Joe Smith for the idea for the presentation and for many great
suggestions.

Etan Reisner for being the X guru I've turned to for about 4 years.

The Wikipedia contributors to the X Window System articles for all the
great information I've learned for, and tried to pass on with, this
presentation.

Everyone else and their ferret.

-Dave
--

2007-02-04

Last month we had a terrific live demonstration of the powerful LAMP suite of programs; Linux-Apache-MySQL-PHP; by our very own Chris Ingram. The source code of the demo is here.

mre_1.php.txt - Copy from the presentation
mre_2.php.txt - A slightly modified copy with a few comments
mre.sql - SQL statements to create the table used.

2006-10-10

This month we had a great presentation on FreeBASIC and Portable User Interface- IUP

2006-03-23

Check out last meeting's presentation via html.
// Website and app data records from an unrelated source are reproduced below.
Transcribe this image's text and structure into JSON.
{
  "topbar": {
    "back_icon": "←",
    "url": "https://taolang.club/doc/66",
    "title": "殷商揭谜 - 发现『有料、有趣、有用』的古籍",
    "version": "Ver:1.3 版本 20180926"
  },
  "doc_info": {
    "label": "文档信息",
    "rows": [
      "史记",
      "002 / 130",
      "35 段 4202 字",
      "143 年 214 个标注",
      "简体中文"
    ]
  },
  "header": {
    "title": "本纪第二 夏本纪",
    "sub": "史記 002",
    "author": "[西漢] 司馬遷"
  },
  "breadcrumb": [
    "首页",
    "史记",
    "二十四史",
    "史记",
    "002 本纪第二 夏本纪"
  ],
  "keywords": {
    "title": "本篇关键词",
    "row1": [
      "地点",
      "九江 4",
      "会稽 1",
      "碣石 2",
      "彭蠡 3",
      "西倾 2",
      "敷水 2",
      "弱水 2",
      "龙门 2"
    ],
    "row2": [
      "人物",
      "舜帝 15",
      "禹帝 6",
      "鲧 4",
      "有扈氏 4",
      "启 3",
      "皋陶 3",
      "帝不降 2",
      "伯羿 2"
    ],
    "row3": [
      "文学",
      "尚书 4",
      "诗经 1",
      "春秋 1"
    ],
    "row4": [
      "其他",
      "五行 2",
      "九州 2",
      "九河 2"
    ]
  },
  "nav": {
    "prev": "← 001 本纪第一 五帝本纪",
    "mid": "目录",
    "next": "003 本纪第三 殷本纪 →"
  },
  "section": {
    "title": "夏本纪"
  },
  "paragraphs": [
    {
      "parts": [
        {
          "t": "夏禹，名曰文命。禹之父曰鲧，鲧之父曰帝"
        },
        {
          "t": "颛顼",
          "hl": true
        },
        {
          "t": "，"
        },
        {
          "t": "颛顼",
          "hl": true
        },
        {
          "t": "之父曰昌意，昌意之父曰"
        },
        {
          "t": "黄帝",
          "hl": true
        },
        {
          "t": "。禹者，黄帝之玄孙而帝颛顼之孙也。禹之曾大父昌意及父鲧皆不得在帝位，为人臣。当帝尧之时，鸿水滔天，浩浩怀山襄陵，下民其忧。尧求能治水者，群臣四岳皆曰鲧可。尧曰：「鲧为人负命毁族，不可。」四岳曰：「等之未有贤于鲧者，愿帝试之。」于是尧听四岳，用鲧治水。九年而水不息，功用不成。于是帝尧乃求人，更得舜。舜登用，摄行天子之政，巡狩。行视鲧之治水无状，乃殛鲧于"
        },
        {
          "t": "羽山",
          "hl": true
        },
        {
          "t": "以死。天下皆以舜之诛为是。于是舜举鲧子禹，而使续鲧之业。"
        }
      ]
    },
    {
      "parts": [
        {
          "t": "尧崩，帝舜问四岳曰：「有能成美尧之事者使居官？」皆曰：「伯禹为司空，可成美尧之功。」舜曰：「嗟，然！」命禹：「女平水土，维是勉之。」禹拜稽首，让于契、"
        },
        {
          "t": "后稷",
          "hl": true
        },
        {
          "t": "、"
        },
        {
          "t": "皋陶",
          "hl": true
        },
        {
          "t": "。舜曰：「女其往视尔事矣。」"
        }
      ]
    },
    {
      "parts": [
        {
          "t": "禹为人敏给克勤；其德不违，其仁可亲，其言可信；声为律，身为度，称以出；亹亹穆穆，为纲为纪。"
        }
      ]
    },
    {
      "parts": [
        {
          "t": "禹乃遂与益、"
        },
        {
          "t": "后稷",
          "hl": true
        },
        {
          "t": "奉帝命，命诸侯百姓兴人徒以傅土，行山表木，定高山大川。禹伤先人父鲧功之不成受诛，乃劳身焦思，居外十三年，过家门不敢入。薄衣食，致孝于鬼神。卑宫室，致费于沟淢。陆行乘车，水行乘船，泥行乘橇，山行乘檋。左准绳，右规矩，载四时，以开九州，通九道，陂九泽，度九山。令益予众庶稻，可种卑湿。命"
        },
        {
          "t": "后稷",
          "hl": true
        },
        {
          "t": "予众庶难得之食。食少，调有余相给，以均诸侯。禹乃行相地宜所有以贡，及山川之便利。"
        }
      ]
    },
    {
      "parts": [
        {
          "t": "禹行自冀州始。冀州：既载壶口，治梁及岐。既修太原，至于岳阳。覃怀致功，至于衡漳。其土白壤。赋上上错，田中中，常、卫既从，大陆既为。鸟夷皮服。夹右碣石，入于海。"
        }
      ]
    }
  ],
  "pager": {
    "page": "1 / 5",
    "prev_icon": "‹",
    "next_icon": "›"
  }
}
High Availability in Linux

2006-02-28

Join us this Friday for an interesting talk on Making a High Availability Linux Cluster with a Distributed File System
See you there- GDN

2005-10-28

At 2005-10-07 meeting CHLUG member Ed Lally took some really great notes. Have a look.




Our next meeting will be 7-9pm on the first Friday of every other month at The Cherry Hill Free Public Library in Cherry Hill. The room will the MultiCultural Room. Contact us for details.

See you there.

Gerald Neale- Organizer